c) For each sub-block determined in step (b), generate numbers r1, r2, and r3, said numbers being uniformly distributed in the interval [0, 2π ];
d) Set control pixel control settings in respective subblocks (determined in the latest iteration of step (b)) as follows:
control pixel settings in the first sub-block have a value of r1 ;
control pixel settings in the second sub-block have a value of r2 ;
control pixel settings in the third sub-block have a value of r3 ;
control pixel settings in the fourth sub-block have a value of their initial value (as determined in the previous iterative step) minus (r1 +r2 +r3) mod 2π;
e) For the next iteration, the value of "n" becomes "n-1"; if n is not equal to zero, repeat steps (b) through (d); if n=0, then the pyramidal synchronizing profile is complete.
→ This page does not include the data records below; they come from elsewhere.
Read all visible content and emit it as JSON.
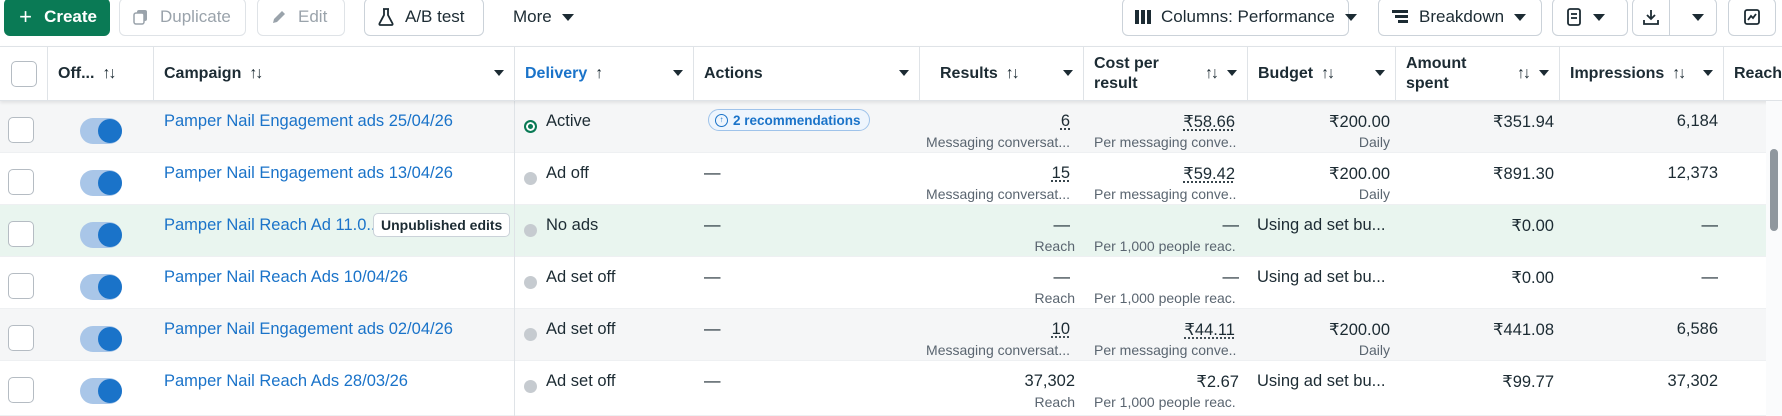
{
  "toolbar": {
    "create": "Create",
    "duplicate": "Duplicate",
    "edit": "Edit",
    "ab_test": "A/B test",
    "more": "More",
    "columns": "Columns: Performance",
    "breakdown": "Breakdown"
  },
  "columns": {
    "off": "Off...",
    "campaign": "Campaign",
    "delivery": "Delivery",
    "actions": "Actions",
    "results": "Results",
    "cost_per_result_1": "Cost per",
    "cost_per_result_2": "result",
    "budget": "Budget",
    "amount_spent_1": "Amount",
    "amount_spent_2": "spent",
    "impressions": "Impressions",
    "reach": "Reach"
  },
  "rows": [
    {
      "campaign": "Pamper Nail Engagement ads 25/04/26",
      "delivery": "Active",
      "actions": "2 recommendations",
      "results": "6",
      "results_sub": "Messaging conversat...",
      "cost": "₹58.66",
      "cost_sub": "Per messaging conve...",
      "budget": "₹200.00",
      "budget_sub": "Daily",
      "spent": "₹351.94",
      "impressions": "6,184"
    },
    {
      "campaign": "Pamper Nail Engagement ads 13/04/26",
      "delivery": "Ad off",
      "actions": "—",
      "results": "15",
      "results_sub": "Messaging conversat...",
      "cost": "₹59.42",
      "cost_sub": "Per messaging conve...",
      "budget": "₹200.00",
      "budget_sub": "Daily",
      "spent": "₹891.30",
      "impressions": "12,373"
    },
    {
      "campaign": "Pamper Nail Reach Ad 11.0...",
      "badge": "Unpublished edits",
      "delivery": "No ads",
      "actions": "—",
      "results": "—",
      "results_sub": "Reach",
      "cost": "—",
      "cost_sub": "Per 1,000 people reac...",
      "budget": "Using ad set bu...",
      "spent": "₹0.00",
      "impressions": "—"
    },
    {
      "campaign": "Pamper Nail Reach Ads 10/04/26",
      "delivery": "Ad set off",
      "actions": "—",
      "results": "—",
      "results_sub": "Reach",
      "cost": "—",
      "cost_sub": "Per 1,000 people reac...",
      "budget": "Using ad set bu...",
      "spent": "₹0.00",
      "impressions": "—"
    },
    {
      "campaign": "Pamper Nail Engagement ads 02/04/26",
      "delivery": "Ad set off",
      "actions": "—",
      "results": "10",
      "results_sub": "Messaging conversat...",
      "cost": "₹44.11",
      "cost_sub": "Per messaging conve...",
      "budget": "₹200.00",
      "budget_sub": "Daily",
      "spent": "₹441.08",
      "impressions": "6,586"
    },
    {
      "campaign": "Pamper Nail Reach Ads 28/03/26",
      "delivery": "Ad set off",
      "actions": "—",
      "results": "37,302",
      "results_sub": "Reach",
      "cost": "₹2.67",
      "cost_sub": "Per 1,000 people reac...",
      "budget": "Using ad set bu...",
      "spent": "₹99.77",
      "impressions": "37,302"
    }
  ],
  "colors": {
    "primary": "#0a7a55",
    "link": "#1a73c9",
    "highlight_row": "#e9f5ef"
  }
}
For each iteration in which a speckle pattern is transmitted, receive aperture 170 generates a signal corresponding to the received speckle pattern, which signal is correlated in processor 180 with a library containing the respective speckle pattern trees of users of communication system 100. The library (e.g., data base electronically accessible by the processor) comprises the successive iterations of the respective pyramidal synchronizing profiles of each of the system users. Correlation of the received speckle pattern at each successive iteration with the library of known speckle patterns enables the processor to rapidly exclude user speckle pattern trees that do not correspond to the received pattern, thus at each iteration the processor must search an ever smaller field of potential correct user speckle pattern trees, thereby increasing the speed with which the processor can process the increasingly complex received speckle patterns and match and register the user's identification speckle pattern.
After matching the user's identification speckle pattern, processor 180 is further able to compute the spatial position of the reference point in the user's transmitted speckle pattern with respect to a corresponding reference point in the array of photodetectors comprising receive aperture 170. For example, if the reference point to be used is the geometric center of the speckle pattern (and thus the corresponding reference point in receive aperture 170 is the geometric center of the array of receive pixels 175), transmitting the pyramidal synchronization profile results in the determination of an offset value that relates the position of the geometric center of the transmitted speckle pattern to the geometric center of the receive aperture array. This offset value is then used to electronically shift the center of receive aperture array for purposes of processing the speckle patterns transmitted by that respective user. Examples of how the reference point of the receive aperture array are electronically shifted include, for example, electronically representing the reference as a grid value and determining an increment or decrement to interpolate grid values as appropriate.
Following the initial spatial synchronization of a particular user's speckle pattern (or mask), that user is then ready to transmit traffic through optical communications system 100. Maintenance of spatial synchronization throughout the communications session is typically maintained by processor 180 with control loops that dither the mask's position over a fractional pixel displacement and track the aberrations, making adjustments as necessary to minimize such aberrations.
While only certain features of the invention have been illustrated and described herein, many modifications and changes will occur to those skilled in the art. It is, therefore, to be understood that the appended claims are intended to cover all such modifications and changes as fall within the true spirit of the invention.